Plaintiffs must present testimony at trial from a medical expert willing to attest that the conduct at issue breached the standard of care, unless the negligence is so blatant as to be immediately discernable by a layperson.

As Utah birth injury lawyers, we have spent years assembling an unrivaled network of medical experts, researchers, case investigators and support staff, all of whom work together to review relevant records, reconstruct time lines of events and build the most effective case possible on behalf of every client our firm is privileged to serve.

Filing birth injury lawsuits in Utah

The legal system offers the parents of children injured by labor and delivery negligence the opportunity to seek fair financial compensation and accountability from those responsible for the harm done. It is possible to initiate a birth injury lawsuit in Utah against doctors, medical assistants, nurses, hospital staff and hospital facilities themselves in order to secure justice.

Failure on the part of heath care providers to provide proper fetal monitoring, to correctly and promptly administer labor drugs or to timely order a Caesarian delivery can lead to:

  • Cerebral palsy
  • Paralysis
  • Developmental delays
  • Spinal cord damage
  • Brachial plexus injury
  • Bone fractures
  • Death

If you believe your child’s birth injuries resulted from medical negligence during labor or delivery, you owe it to your family to secure a thorough review of the facts of your case. We stand ready to provide the analysis you need to make informed decisions about your son or daughter’s future.

Utah birth injury attorneys fighting for justice

Parents whose children have sustained serious injuries at birth face a frightening, uncertain road. We understand the agony, fear and frustration you are likely feeling. The specter of decades of costly medical care and rehabilitative services is surely adding to your anxiety, and it is our mission to help ease your burden. With over 45 years of success fighting for the rights of injury victims, we invite you to begin the process of exploring the options the law provides.
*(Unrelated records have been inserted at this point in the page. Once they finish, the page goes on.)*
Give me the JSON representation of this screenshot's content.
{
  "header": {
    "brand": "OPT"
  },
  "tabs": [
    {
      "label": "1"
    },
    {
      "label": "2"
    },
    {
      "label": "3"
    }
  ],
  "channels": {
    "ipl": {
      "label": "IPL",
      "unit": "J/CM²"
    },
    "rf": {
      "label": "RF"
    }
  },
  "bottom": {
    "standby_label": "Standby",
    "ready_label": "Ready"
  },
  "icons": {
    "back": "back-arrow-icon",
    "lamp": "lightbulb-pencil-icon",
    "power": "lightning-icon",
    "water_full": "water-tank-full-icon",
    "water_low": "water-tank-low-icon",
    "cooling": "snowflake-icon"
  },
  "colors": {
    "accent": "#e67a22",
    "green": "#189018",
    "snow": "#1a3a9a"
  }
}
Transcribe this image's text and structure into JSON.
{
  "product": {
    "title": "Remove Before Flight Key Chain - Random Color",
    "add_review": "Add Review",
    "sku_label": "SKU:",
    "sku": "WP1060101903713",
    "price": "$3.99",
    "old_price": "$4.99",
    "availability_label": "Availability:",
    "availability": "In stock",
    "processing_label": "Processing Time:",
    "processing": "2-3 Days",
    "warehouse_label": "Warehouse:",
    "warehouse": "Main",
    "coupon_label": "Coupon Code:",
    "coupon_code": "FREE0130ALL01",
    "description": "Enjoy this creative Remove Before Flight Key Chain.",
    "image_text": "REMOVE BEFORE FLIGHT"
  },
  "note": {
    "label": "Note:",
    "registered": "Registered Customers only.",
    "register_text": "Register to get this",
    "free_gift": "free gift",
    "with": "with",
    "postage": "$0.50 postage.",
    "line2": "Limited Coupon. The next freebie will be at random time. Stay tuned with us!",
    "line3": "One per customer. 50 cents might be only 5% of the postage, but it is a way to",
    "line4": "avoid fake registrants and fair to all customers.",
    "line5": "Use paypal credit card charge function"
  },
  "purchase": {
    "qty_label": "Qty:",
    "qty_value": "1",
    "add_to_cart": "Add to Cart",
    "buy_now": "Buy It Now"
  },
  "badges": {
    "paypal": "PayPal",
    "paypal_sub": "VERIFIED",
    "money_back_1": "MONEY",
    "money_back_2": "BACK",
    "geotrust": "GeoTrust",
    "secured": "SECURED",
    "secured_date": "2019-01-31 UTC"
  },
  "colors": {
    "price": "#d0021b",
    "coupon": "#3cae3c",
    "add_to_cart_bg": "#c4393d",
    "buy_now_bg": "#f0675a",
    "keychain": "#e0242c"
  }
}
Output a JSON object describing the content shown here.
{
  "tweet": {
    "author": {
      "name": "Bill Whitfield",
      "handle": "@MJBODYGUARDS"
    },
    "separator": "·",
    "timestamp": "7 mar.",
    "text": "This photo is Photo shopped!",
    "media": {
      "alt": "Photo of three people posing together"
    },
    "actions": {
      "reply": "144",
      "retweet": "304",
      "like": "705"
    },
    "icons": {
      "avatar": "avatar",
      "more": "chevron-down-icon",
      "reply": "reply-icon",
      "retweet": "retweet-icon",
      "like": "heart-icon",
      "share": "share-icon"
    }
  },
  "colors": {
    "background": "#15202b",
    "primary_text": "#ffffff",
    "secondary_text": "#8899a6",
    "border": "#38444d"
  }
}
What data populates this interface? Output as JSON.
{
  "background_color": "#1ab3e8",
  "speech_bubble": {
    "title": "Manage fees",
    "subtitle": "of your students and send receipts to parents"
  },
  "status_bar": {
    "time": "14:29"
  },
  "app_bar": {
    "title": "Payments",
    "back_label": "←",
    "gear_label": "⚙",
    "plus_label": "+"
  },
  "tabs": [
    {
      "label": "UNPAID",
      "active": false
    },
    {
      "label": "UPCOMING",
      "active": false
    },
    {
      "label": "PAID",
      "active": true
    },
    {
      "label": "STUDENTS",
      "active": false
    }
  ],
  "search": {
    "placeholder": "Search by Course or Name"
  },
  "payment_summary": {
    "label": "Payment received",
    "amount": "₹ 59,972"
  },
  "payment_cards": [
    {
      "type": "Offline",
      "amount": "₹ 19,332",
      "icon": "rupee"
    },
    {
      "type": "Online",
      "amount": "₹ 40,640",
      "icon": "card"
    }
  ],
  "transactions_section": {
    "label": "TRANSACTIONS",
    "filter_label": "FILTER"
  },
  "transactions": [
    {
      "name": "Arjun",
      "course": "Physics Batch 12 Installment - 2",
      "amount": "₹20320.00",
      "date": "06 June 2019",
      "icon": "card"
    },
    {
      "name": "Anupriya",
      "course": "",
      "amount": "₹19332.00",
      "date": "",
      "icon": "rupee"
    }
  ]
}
To receive a no-cost preliminary consultation, contact us at 855-60-BIRTH. As always, we accept no fees unless and until we secure a financial recovery for your family.

Utah Hospitals:

University Of Utah Hospital
50 North Medical Drive
Salt Lake City, UT 84132
(801) 581-2121 ‎

Salt Lake Regional Medical Center
1050 East South Temple
Salt Lake City, UT 84102
(801) 350-4111

St. Mark’s Hospital 1
200 East 3900
South Salt Lake City, UT 84124
(801) 268-7111 ‎

University of Utah Hospitals
3730 West 4700
South Salt Lake City, UT 84118-3457
(801) 969-5921 ‎

Pioneer Valley Hospital
3460 South Pioneer Parkway
West Valley City, UT 84120
(866) 431-9355

Birth Injury Lawsuit in District Court:

350 South Main Street, Room 150
Salt Lake City UT 84101

Birth Injury Lawsuits in Utah State Court:

Salt Lake County Court
2001 S State St # S4200
Salt Lake City, UT 84190-0001

  1. Utah State Bar, The 2010 Medical Malpractice Amendments: A Summary of Major Changes,

  2. Utah State Legislature, Code and Constitution,

  3. Stanford Children's Health, Birth Injury,

  4. NYU Langone Medical Center, Traumatic Brachial Plexus Injury,

  5. The Merck Manual Home Health Handbook, Birth Injury,